With Peter Vass, Fellow of Oxford Brookes University
Some of the best 20th century British pictorial art was not found in museums and galleries but on tanker lorries and in underground stations. In a series of three talks, Peter Vass shows how artists like Piper, Ravilious, Sutherland and the Nash brothers became involved in commercial and government-funded projects to record landscape and life in Britain.
Companies like Shell were making places much better known to people by using artists' representations of landscape and life to advertise their products. However, it was a countryside under threat not only by modernisation but by the threat of war. This produced a unique project to record people and places at the time. This talk examines the art resulting from these efforts to record Britain.
Artists' interest in the education of children resulted in two remarkable initiatives to bring fine art and schools closer together. So successful were these that even great European artists like Matisse and Picasso became involved.
Post-war Britain was a country in a state of depression and austerity. Private and public companies from Lyons Tea to the London Underground sought to brighten the gloom through the use of graphic and vivid images.

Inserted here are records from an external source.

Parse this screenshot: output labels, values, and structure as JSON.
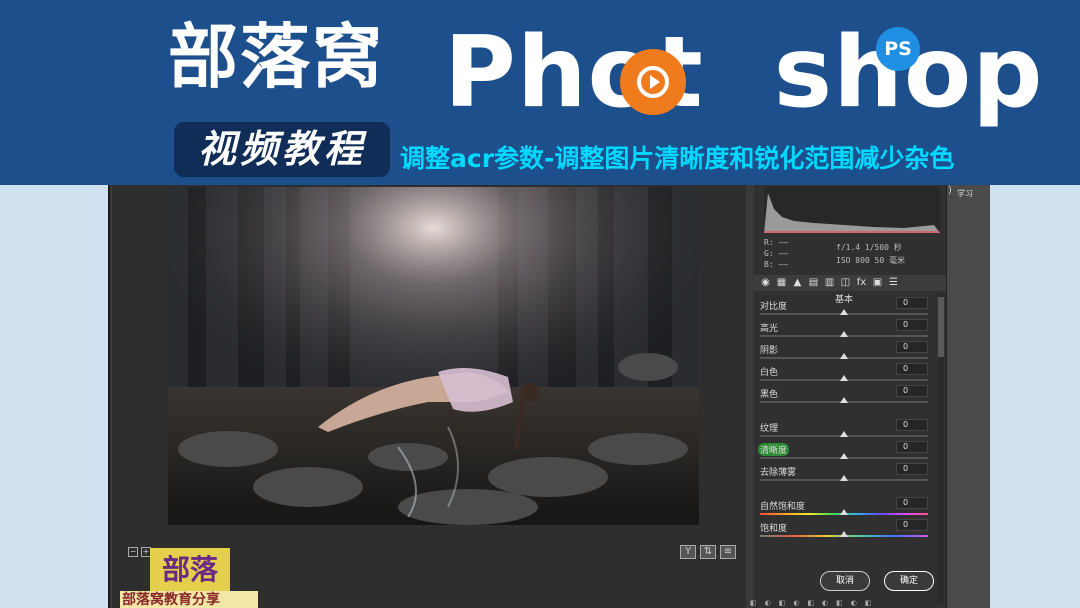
{
  "banner": {
    "logo": "部落窝",
    "badge": "视频教程",
    "product_prefix": "Phot",
    "product_suffix": "shop",
    "ps_badge": "PS",
    "subtitle": "调整acr参数-调整图片清晰度和锐化范围减少杂色",
    "colors": {
      "background": "#1c4f8b",
      "subtitle": "#00d8ff",
      "accent": "#f07b1c"
    }
  },
  "camera_raw": {
    "readout": {
      "r_label": "R:",
      "g_label": "G:",
      "b_label": "B:",
      "r_value": "——",
      "g_value": "——",
      "b_value": "——",
      "exif_line1": "f/1.4  1/500 秒",
      "exif_line2": "ISO 800  50 毫米"
    },
    "tool_icons": [
      "camera-icon",
      "grid-icon",
      "mountain-icon",
      "split-icon",
      "bars-icon",
      "lens-icon",
      "fx-icon",
      "calibration-icon",
      "presets-icon"
    ],
    "tool_glyphs": [
      "◉",
      "▦",
      "▲",
      "▤",
      "▥",
      "◫",
      "fx",
      "▣",
      "☰"
    ],
    "section_title": "基本",
    "sliders": [
      {
        "label": "对比度",
        "value": "0",
        "position": 0.5
      },
      {
        "label": "高光",
        "value": "0",
        "position": 0.5
      },
      {
        "label": "阴影",
        "value": "0",
        "position": 0.5
      },
      {
        "label": "白色",
        "value": "0",
        "position": 0.5
      },
      {
        "label": "黑色",
        "value": "0",
        "position": 0.5
      },
      {
        "label": "纹理",
        "value": "0",
        "position": 0.5
      },
      {
        "label": "清晰度",
        "value": "0",
        "position": 0.5
      },
      {
        "label": "去除薄雾",
        "value": "0",
        "position": 0.5
      },
      {
        "label": "自然饱和度",
        "value": "0",
        "position": 0.5
      },
      {
        "label": "饱和度",
        "value": "0",
        "position": 0.5
      }
    ],
    "preview_buttons": {
      "zoom_out": "−",
      "zoom_in": "+",
      "compare": "Y"
    },
    "cancel_label": "取消",
    "ok_label": "确定",
    "side_label": "学习"
  },
  "watermark": {
    "logo": "部落窝",
    "share": "部落窝教育分享"
  }
}
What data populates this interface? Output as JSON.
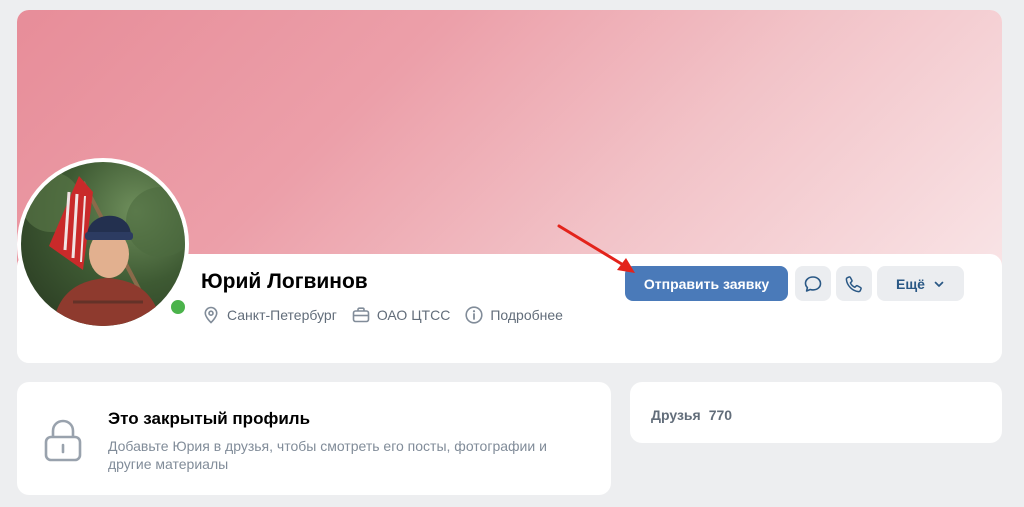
{
  "profile": {
    "name": "Юрий Логвинов",
    "online": true,
    "location": "Санкт-Петербург",
    "workplace": "ОАО ЦТСС",
    "details_label": "Подробнее"
  },
  "actions": {
    "send_request_label": "Отправить заявку",
    "message_icon": "message-icon",
    "call_icon": "phone-icon",
    "more_label": "Ещё"
  },
  "closed_profile": {
    "title": "Это закрытый профиль",
    "description": "Добавьте Юрия в друзья, чтобы смотреть его посты, фотографии и другие материалы"
  },
  "friends": {
    "label": "Друзья",
    "count": "770"
  },
  "colors": {
    "primary_button": "#4a7ab9",
    "online": "#4bb34b",
    "annotation_arrow": "#e3231b",
    "background": "#edeef0"
  }
}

Many artists, in a similar state of despondency, welcomed and responded to this opportunity to work.
The event will take place online on Zoom and a link to join the event will be shared in advance by email.
Booking is essential and tickets are £21 for the entire course.